## Problem to solve:
Could you filter the records below and return each line that holds "value"?

┌─ Supplied information

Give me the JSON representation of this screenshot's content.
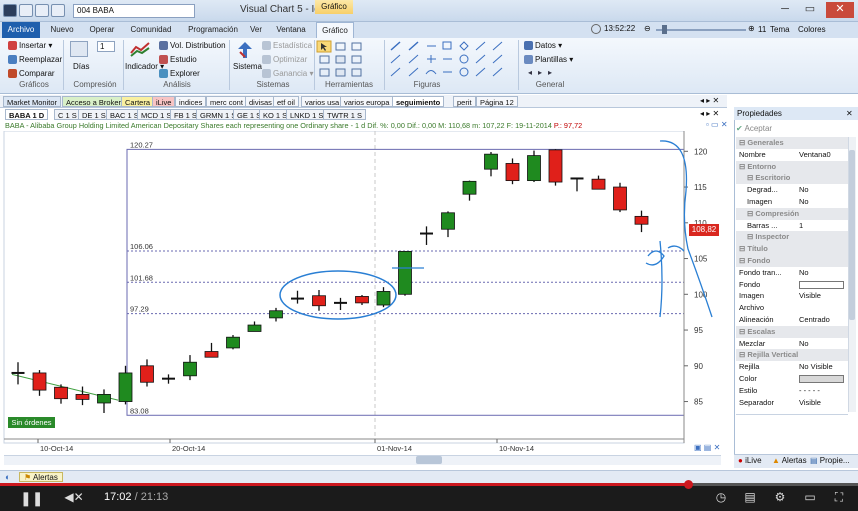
{
  "window": {
    "title": "Visual Chart 5 - Igl",
    "symbol": "004 BABA",
    "context_tab": "Gráfico"
  },
  "ribbon_tabs": [
    "Archivo",
    "Nuevo",
    "Operar",
    "Comunidad",
    "Programación",
    "Ver",
    "Ventana",
    "Gráfico"
  ],
  "status": {
    "time": "13:52:22",
    "zoom": "11",
    "tema": "Tema",
    "colores": "Colores"
  },
  "ribbon": {
    "graficos": {
      "insertar": "Insertar",
      "reemplazar": "Reemplazar",
      "comparar": "Comparar",
      "group": "Gráficos"
    },
    "compresion": {
      "dias": "Días",
      "value": "1",
      "group": "Compresión"
    },
    "analisis": {
      "indicador": "Indicador",
      "vol": "Vol. Distribution",
      "estudio": "Estudio",
      "explorer": "Explorer",
      "group": "Análisis"
    },
    "sistemas": {
      "sistema": "Sistema",
      "estadistica": "Estadística",
      "optimizar": "Optimizar",
      "ganancia": "Ganancia",
      "group": "Sistemas"
    },
    "herramientas": {
      "group": "Herramientas"
    },
    "figuras": {
      "group": "Figuras"
    },
    "general": {
      "datos": "Datos",
      "plantillas": "Plantillas",
      "group": "General"
    }
  },
  "top_tabs": [
    "Market Monitor",
    "Acceso a Broker",
    "Cartera",
    "iLive",
    "indices",
    "merc cont",
    "divisas",
    "etf oil",
    "varios usa",
    "varios europa",
    "seguimiento",
    "perit",
    "Página 12"
  ],
  "sub_tabs": [
    "BABA 1 D",
    "C 1 S",
    "DE 1 S",
    "BAC 1 S",
    "MCD 1 S",
    "FB 1 S",
    "GRMN 1 S",
    "GE 1 S",
    "KO 1 S",
    "LNKD 1 S",
    "TWTR 1 S"
  ],
  "info_line": {
    "text": "BABA - Alibaba Group Holding Limited American Depositary Shares each representing one Ordinary share -  1 d  Dif. %: 0,00  Dif.: 0,00  M: 110,68  m: 107,22  F: 19-11-2014",
    "p": "P.: 97,72"
  },
  "chart_data": {
    "type": "candlestick",
    "x_labels": [
      "10-Oct-14",
      "20-Oct-14",
      "01-Nov-14",
      "10-Nov-14"
    ],
    "y_ticks": [
      85,
      90,
      95,
      100,
      105,
      110,
      115,
      120
    ],
    "ylim": [
      82,
      122
    ],
    "last_price": "108,82",
    "levels": [
      {
        "label": "120.27",
        "value": 120.27
      },
      {
        "label": "106.06",
        "value": 106.06
      },
      {
        "label": "101.68",
        "value": 101.68
      },
      {
        "label": "97.29",
        "value": 97.29
      },
      {
        "label": "83.08",
        "value": 83.08
      }
    ],
    "candles": [
      {
        "o": 89.0,
        "h": 90.5,
        "l": 87.4,
        "c": 89.0
      },
      {
        "o": 89.0,
        "h": 89.4,
        "l": 85.8,
        "c": 86.6
      },
      {
        "o": 87.0,
        "h": 87.4,
        "l": 84.7,
        "c": 85.4
      },
      {
        "o": 86.0,
        "h": 87.1,
        "l": 84.5,
        "c": 85.3
      },
      {
        "o": 84.8,
        "h": 86.7,
        "l": 83.4,
        "c": 86.0
      },
      {
        "o": 85.0,
        "h": 90.0,
        "l": 84.6,
        "c": 89.0
      },
      {
        "o": 90.0,
        "h": 90.9,
        "l": 87.1,
        "c": 87.7
      },
      {
        "o": 88.2,
        "h": 88.8,
        "l": 87.5,
        "c": 88.2
      },
      {
        "o": 88.6,
        "h": 91.5,
        "l": 88.0,
        "c": 90.5
      },
      {
        "o": 92.0,
        "h": 93.2,
        "l": 91.2,
        "c": 91.2
      },
      {
        "o": 92.5,
        "h": 94.3,
        "l": 92.3,
        "c": 94.0
      },
      {
        "o": 94.8,
        "h": 96.2,
        "l": 94.8,
        "c": 95.7
      },
      {
        "o": 96.7,
        "h": 98.1,
        "l": 96.2,
        "c": 97.7
      },
      {
        "o": 99.4,
        "h": 100.5,
        "l": 98.7,
        "c": 99.4
      },
      {
        "o": 99.8,
        "h": 100.6,
        "l": 97.7,
        "c": 98.4
      },
      {
        "o": 98.8,
        "h": 99.5,
        "l": 97.8,
        "c": 98.8
      },
      {
        "o": 99.7,
        "h": 99.9,
        "l": 98.5,
        "c": 98.8
      },
      {
        "o": 98.5,
        "h": 101.0,
        "l": 98.2,
        "c": 100.4
      },
      {
        "o": 100.0,
        "h": 106.0,
        "l": 99.8,
        "c": 106.0
      },
      {
        "o": 108.5,
        "h": 109.5,
        "l": 106.9,
        "c": 108.5
      },
      {
        "o": 109.1,
        "h": 111.6,
        "l": 108.0,
        "c": 111.4
      },
      {
        "o": 114.0,
        "h": 115.9,
        "l": 113.1,
        "c": 115.8
      },
      {
        "o": 117.5,
        "h": 119.9,
        "l": 116.5,
        "c": 119.6
      },
      {
        "o": 118.3,
        "h": 119.0,
        "l": 115.4,
        "c": 115.9
      },
      {
        "o": 115.9,
        "h": 120.1,
        "l": 115.7,
        "c": 119.4
      },
      {
        "o": 120.2,
        "h": 120.3,
        "l": 115.2,
        "c": 115.7
      },
      {
        "o": 116.2,
        "h": 116.2,
        "l": 114.4,
        "c": 116.2
      },
      {
        "o": 116.1,
        "h": 116.6,
        "l": 114.7,
        "c": 114.7
      },
      {
        "o": 115.0,
        "h": 115.6,
        "l": 111.5,
        "c": 111.8
      },
      {
        "o": 110.9,
        "h": 111.7,
        "l": 108.7,
        "c": 109.8
      }
    ],
    "badge": "Sin órdenes"
  },
  "properties": {
    "title": "Propiedades",
    "accept": "Aceptar",
    "rows": [
      {
        "k": "Generales",
        "sec": true,
        "lvl": 0
      },
      {
        "k": "Nombre",
        "v": "Ventana0",
        "lvl": 0
      },
      {
        "k": "Entorno",
        "sec": true,
        "lvl": 0
      },
      {
        "k": "Escritorio",
        "sec": true,
        "lvl": 1
      },
      {
        "k": "Degrad...",
        "v": "No",
        "lvl": 1
      },
      {
        "k": "Imagen",
        "v": "No",
        "lvl": 1
      },
      {
        "k": "Compresión",
        "sec": true,
        "lvl": 1
      },
      {
        "k": "Barras ...",
        "v": "1",
        "lvl": 1
      },
      {
        "k": "Inspector",
        "sec": true,
        "lvl": 1
      },
      {
        "k": "Título",
        "sec": true,
        "lvl": 0
      },
      {
        "k": "Fondo",
        "sec": true,
        "lvl": 0
      },
      {
        "k": "Fondo tran...",
        "v": "No",
        "lvl": 0
      },
      {
        "k": "Fondo",
        "v": "",
        "swatch": "#ffffff",
        "lvl": 0
      },
      {
        "k": "Imagen",
        "v": "Visible",
        "lvl": 0
      },
      {
        "k": "Archivo",
        "v": "",
        "lvl": 0
      },
      {
        "k": "Alineación",
        "v": "Centrado",
        "lvl": 0
      },
      {
        "k": "Escalas",
        "sec": true,
        "lvl": 0
      },
      {
        "k": "Mezclar",
        "v": "No",
        "lvl": 0
      },
      {
        "k": "Rejilla Vertical",
        "sec": true,
        "lvl": 0
      },
      {
        "k": "Rejilla",
        "v": "No Visible",
        "lvl": 0
      },
      {
        "k": "Color",
        "v": "",
        "swatch": "#d8d8d8",
        "lvl": 0
      },
      {
        "k": "Estilo",
        "v": "- - - - -",
        "lvl": 0
      },
      {
        "k": "Separador",
        "v": "Visible",
        "lvl": 0
      }
    ],
    "footer": {
      "ilive": "iLive",
      "alertas": "Alertas",
      "propie": "Propie..."
    }
  },
  "bottom": {
    "alertas": "Alertas"
  },
  "player": {
    "current": "17:02",
    "total": "/ 21:13",
    "progress": 0.802
  }
}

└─

## Finished task:
      "value": "1",
        "value": 120.27
        "value": 106.06
        "value": 101.68
        "value": 97.29
        "value": 83.08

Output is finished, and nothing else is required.